Extra CGI parameter - some kind of hack


#1

Sorry the title is vague but I really don’t understand what’s going on. I’ve been getting hits on my site that look like genuine URLs but have an extra CGI parameter, unknown to my system, that when present causes a completely incorrect page to be delivered, full of references to Viagra and Cialis. The extra parameter is ignored by my code and there’s nothing on my site that can generate the extra content. I replaced all my PHP files but it makes no difference. A typical such request is

http://therivierawoman.com/index.php?module=articles&page=features&qw=774

The critical extra parameter is &qw=nn where nn is some number. When I make the same request from my browser, sometimes I get a 503 error, but when I take off the extra parameter my page loads normally. This suggests some other server is actually delivering the hacked pages.

I can’t see how to diagnose this because the $_REQUEST I receive (if I get one at all) bears little resemblance to the request typed into the browser. It seems the &qw parameter is being intercepted somewhere and passed to a malware server somewhere, then a random request is made to my site and the results of the two merged before delivery. The oddest thing is the injected text is ABOUT the drugs concerned but there are no links that take the reader to a site selling the stuff.

I tried changing the qw to something else - at random - but I get normal page loads every time, which I’d expect as the parameters are ignored. So what’s so special about qw?

Baffled


#2

Looks like someone have changed your index.php, or some include-file on index.php.


#3

I’ve seen a few cases like this where a .htaccess file has been uploaded (or modified) without your knowledge. Check for that, and/or write in to DreamHost Support (c/o the Abuse/Security Department) for help!


#4

I thank you sir for hitting the nail right on the head. There was indeed an .htaccess file I didn’t create; it has a file creation date of three years ago, before the website went live. Contents are:

RewriteEngine On RewriteBase / RewriteCond %{QUERY_STRING} (^|&)(qw|vprx|rfq|xfn|ifle)= RewriteCond %{REQUEST_URI} !protect\.php$ [NC] RewriteRule (.*) /fckeditor/editor/filemanager/browser/default/images/icons/32/protect.php [L,NS,QSA] RewriteBase / # protect all before

none of which means a thing to me, but I note there’s “qw” in there.

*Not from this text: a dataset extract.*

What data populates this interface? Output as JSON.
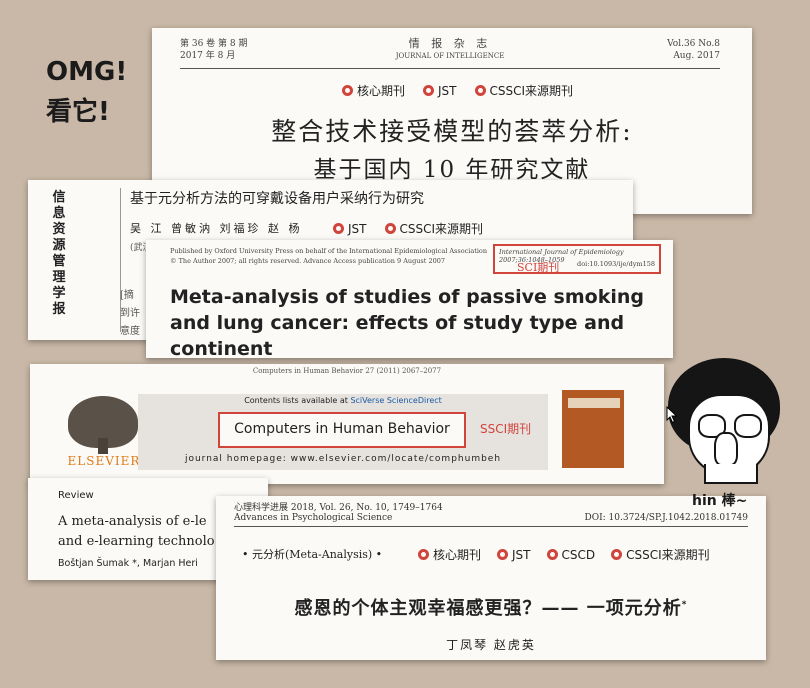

Down in the fckeditor directory (which is only there because I haven’t finished changing everything over to the latest ckeditor), in amongst the icons, there’s a highly suspicious looking PHP file. I’ve quarantined it and the .htaccess file and the site looks to be normal again.

The date on the .htaccess file is earlier than the point I started using fckeditor; in fact it’s earlier than when the site was created, so I assume the problem was in the version I downloaded.

Any further light would be most interesting, but I reckon the job is done and many thanks are due to andrewf. This forum is worth its weight in gold!


#5

The old creation date is probably bogus — it can be fudged, if you know how.

Get FCKEditor properly up to date, or remove it until you can. Some older versions have bugs that will allow a PHP file to be uploaded to your server, which is almost certainly what happened here.


#6

This exact thing just happened to me as well for 2 domains located on dreamhost… I contacted support but am wondering if this is a server level issue…

I’m not running FCKEditor they hid the file in a php lib directory…

FWIW…the “qw” appears somewhat random… for my issues they used different letters and hid the file protect.php file somewhere else.


#7

Most of the instances of this issue which I’ve seen have been related to insecure, outdated versions of software. Open a ticket with Support about the issue — we have some tools for scanning for old versions, as well as for cleaning up after hacks.


#8

Thanks!
The sites are indeed running some outdated software… I submitted a support ticket as soon as I found it and cleaned up. So hopefully we will get to the bottom of it soon.

The hacks are relatively easy to detect/correct now that I know about 'em. My main concern is just shutting the open door that they found :slight_smile: